Exercise aim
So that the copy matches the original, write out every entry exactly.

Data for analysis
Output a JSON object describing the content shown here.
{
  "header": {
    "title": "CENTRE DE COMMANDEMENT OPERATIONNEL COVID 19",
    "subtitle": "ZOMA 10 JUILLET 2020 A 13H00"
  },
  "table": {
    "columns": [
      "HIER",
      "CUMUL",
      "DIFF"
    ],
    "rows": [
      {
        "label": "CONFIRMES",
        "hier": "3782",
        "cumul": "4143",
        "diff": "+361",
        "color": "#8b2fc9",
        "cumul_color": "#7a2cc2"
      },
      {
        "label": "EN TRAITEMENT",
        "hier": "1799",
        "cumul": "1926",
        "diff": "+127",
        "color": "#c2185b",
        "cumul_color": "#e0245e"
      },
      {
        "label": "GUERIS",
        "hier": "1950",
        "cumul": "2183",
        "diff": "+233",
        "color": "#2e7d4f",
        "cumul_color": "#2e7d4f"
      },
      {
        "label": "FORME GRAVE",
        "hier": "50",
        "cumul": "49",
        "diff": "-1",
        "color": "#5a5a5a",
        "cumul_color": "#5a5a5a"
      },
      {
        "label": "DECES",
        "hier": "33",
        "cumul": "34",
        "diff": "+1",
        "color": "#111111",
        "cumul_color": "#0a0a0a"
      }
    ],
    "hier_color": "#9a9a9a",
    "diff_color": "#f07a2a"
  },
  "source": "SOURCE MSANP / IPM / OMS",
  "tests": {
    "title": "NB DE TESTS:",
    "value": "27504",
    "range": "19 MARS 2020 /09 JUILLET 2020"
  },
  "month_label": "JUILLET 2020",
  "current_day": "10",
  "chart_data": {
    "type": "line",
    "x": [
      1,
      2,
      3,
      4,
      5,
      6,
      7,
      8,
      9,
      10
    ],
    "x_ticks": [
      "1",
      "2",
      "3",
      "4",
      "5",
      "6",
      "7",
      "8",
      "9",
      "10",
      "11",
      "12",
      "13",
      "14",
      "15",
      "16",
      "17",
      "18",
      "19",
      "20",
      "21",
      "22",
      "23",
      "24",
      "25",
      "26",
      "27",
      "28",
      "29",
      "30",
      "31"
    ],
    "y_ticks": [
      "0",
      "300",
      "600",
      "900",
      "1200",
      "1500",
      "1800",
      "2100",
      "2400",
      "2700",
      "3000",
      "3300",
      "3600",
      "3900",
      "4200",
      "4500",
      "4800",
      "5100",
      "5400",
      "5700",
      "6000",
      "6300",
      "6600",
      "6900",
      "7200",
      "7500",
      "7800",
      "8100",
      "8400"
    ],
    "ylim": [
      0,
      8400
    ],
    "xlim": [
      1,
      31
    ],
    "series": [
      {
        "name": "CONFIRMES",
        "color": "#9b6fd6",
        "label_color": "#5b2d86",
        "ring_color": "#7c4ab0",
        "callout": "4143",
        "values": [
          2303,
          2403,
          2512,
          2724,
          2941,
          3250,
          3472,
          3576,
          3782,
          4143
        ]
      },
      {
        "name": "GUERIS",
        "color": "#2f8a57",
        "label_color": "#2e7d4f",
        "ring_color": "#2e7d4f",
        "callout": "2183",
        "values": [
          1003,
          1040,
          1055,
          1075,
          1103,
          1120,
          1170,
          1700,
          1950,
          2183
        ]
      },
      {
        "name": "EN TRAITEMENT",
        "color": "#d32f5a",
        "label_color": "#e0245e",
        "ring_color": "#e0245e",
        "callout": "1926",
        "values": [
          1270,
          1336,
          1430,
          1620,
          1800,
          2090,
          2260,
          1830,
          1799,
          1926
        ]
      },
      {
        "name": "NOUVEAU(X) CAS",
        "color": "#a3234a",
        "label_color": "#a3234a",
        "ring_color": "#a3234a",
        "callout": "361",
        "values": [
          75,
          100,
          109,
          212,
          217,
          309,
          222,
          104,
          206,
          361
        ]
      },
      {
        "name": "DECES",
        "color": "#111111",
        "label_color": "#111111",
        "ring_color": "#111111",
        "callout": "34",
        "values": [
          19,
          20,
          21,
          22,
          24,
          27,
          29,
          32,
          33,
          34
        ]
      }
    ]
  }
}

Written answer
Output a JSON object describing the content shown here.
{
  "header": {
    "title": "CENTRE DE COMMANDEMENT OPERATIONNEL COVID 19",
    "subtitle": "ZOMA 10 JUILLET 2020 A 13H00"
  },
  "table": {
    "columns": [
      "HIER",
      "CUMUL",
      "DIFF"
    ],
    "rows": [
      {
        "label": "CONFIRMES",
        "hier": "3782",
        "cumul": "4143",
        "diff": "+361",
        "color": "#8b2fc9",
        "cumul_color": "#7a2cc2"
      },
      {
        "label": "EN TRAITEMENT",
        "hier": "1799",
        "cumul": "1926",
        "diff": "+127",
        "color": "#c2185b",
        "cumul_color": "#e0245e"
      },
      {
        "label": "GUERIS",
        "hier": "1950",
        "cumul": "2183",
        "diff": "+233",
        "color": "#2e7d4f",
        "cumul_color": "#2e7d4f"
      },
      {
        "label": "FORME GRAVE",
        "hier": "50",
        "cumul": "49",
        "diff": "-1",
        "color": "#5a5a5a",
        "cumul_color": "#5a5a5a"
      },
      {
        "label": "DECES",
        "hier": "33",
        "cumul": "34",
        "diff": "+1",
        "color": "#111111",
        "cumul_color": "#0a0a0a"
      }
    ],
    "hier_color": "#9a9a9a",
    "diff_color": "#f07a2a"
  },
  "source": "SOURCE MSANP / IPM / OMS",
  "tests": {
    "title": "NB DE TESTS:",
    "value": "27504",
    "range": "19 MARS 2020 /09 JUILLET 2020"
  },
  "month_label": "JUILLET 2020",
  "current_day": "10",
  "chart_data": {
    "type": "line",
    "x": [
      1,
      2,
      3,
      4,
      5,
      6,
      7,
      8,
      9,
      10
    ],
    "x_ticks": [
      "1",
      "2",
      "3",
      "4",
      "5",
      "6",
      "7",
      "8",
      "9",
      "10",
      "11",
      "12",
      "13",
      "14",
      "15",
      "16",
      "17",
      "18",
      "19",
      "20",
      "21",
      "22",
      "23",
      "24",
      "25",
      "26",
      "27",
      "28",
      "29",
      "30",
      "31"
    ],
    "y_ticks": [
      "0",
      "300",
      "600",
      "900",
      "1200",
      "1500",
      "1800",
      "2100",
      "2400",
      "2700",
      "3000",
      "3300",
      "3600",
      "3900",
      "4200",
      "4500",
      "4800",
      "5100",
      "5400",
      "5700",
      "6000",
      "6300",
      "6600",
      "6900",
      "7200",
      "7500",
      "7800",
      "8100",
      "8400"
    ],
    "ylim": [
      0,
      8400
    ],
    "xlim": [
      1,
      31
    ],
    "series": [
      {
        "name": "CONFIRMES",
        "color": "#9b6fd6",
        "label_color": "#5b2d86",
        "ring_color": "#7c4ab0",
        "callout": "4143",
        "values": [
          2303,
          2403,
          2512,
          2724,
          2941,
          3250,
          3472,
          3576,
          3782,
          4143
        ]
      },
      {
        "name": "GUERIS",
        "color": "#2f8a57",
        "label_color": "#2e7d4f",
        "ring_color": "#2e7d4f",
        "callout": "2183",
        "values": [
          1003,
          1040,
          1055,
          1075,
          1103,
          1120,
          1170,
          1700,
          1950,
          2183
        ]
      },
      {
        "name": "EN TRAITEMENT",
        "color": "#d32f5a",
        "label_color": "#e0245e",
        "ring_color": "#e0245e",
        "callout": "1926",
        "values": [
          1270,
          1336,
          1430,
          1620,
          1800,
          2090,
          2260,
          1830,
          1799,
          1926
        ]
      },
      {
        "name": "NOUVEAU(X) CAS",
        "color": "#a3234a",
        "label_color": "#a3234a",
        "ring_color": "#a3234a",
        "callout": "361",
        "values": [
          75,
          100,
          109,
          212,
          217,
          309,
          222,
          104,
          206,
          361
        ]
      },
      {
        "name": "DECES",
        "color": "#111111",
        "label_color": "#111111",
        "ring_color": "#111111",
        "callout": "34",
        "values": [
          19,
          20,
          21,
          22,
          24,
          27,
          29,
          32,
          33,
          34
        ]
      }
    ]
  }
}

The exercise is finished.